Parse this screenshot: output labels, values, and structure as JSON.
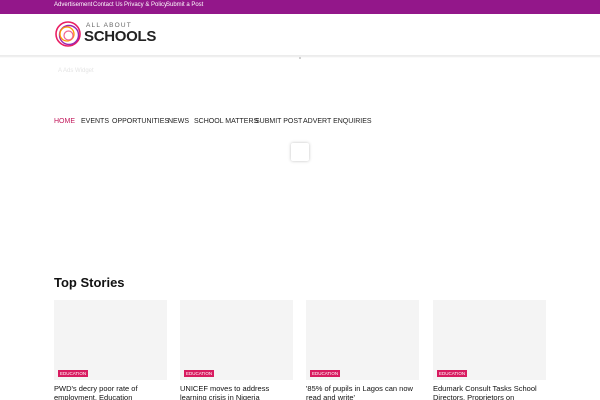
{
  "topbar": {
    "links": [
      "Advertisement",
      "Contact Us",
      "Privacy & Policy",
      "Submit a Post"
    ],
    "color": "#93178a"
  },
  "logo": {
    "line1": "ALL ABOUT",
    "line2": "SCHOOLS"
  },
  "ghost_text": "A   Ads  Widget",
  "nav": {
    "items": [
      "HOME",
      "EVENTS",
      "OPPORTUNITIES",
      "NEWS",
      "SCHOOL MATTERS",
      "SUBMIT POST",
      "ADVERT ENQUIRIES"
    ],
    "active": "HOME",
    "active_color": "#c2185b"
  },
  "top_stories": {
    "title": "Top Stories",
    "cards": [
      {
        "tag": "EDUCATION",
        "headline": "PWD's decry poor rate of employment, Education"
      },
      {
        "tag": "EDUCATION",
        "headline": "UNICEF moves to address learning crisis in Nigeria"
      },
      {
        "tag": "EDUCATION",
        "headline": "'85% of pupils in Lagos can now read and write'"
      },
      {
        "tag": "EDUCATION",
        "headline": "Edumark Consult Tasks School Directors, Proprietors on"
      }
    ],
    "tag_color": "#d81b60"
  }
}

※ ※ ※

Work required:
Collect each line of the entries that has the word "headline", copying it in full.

Response:
        "headline": "PWD's decry poor rate of employment, Education"
        "headline": "UNICEF moves to address learning crisis in Nigeria"
        "headline": "'85% of pupils in Lagos can now read and write'"
        "headline": "Edumark Consult Tasks School Directors, Proprietors on"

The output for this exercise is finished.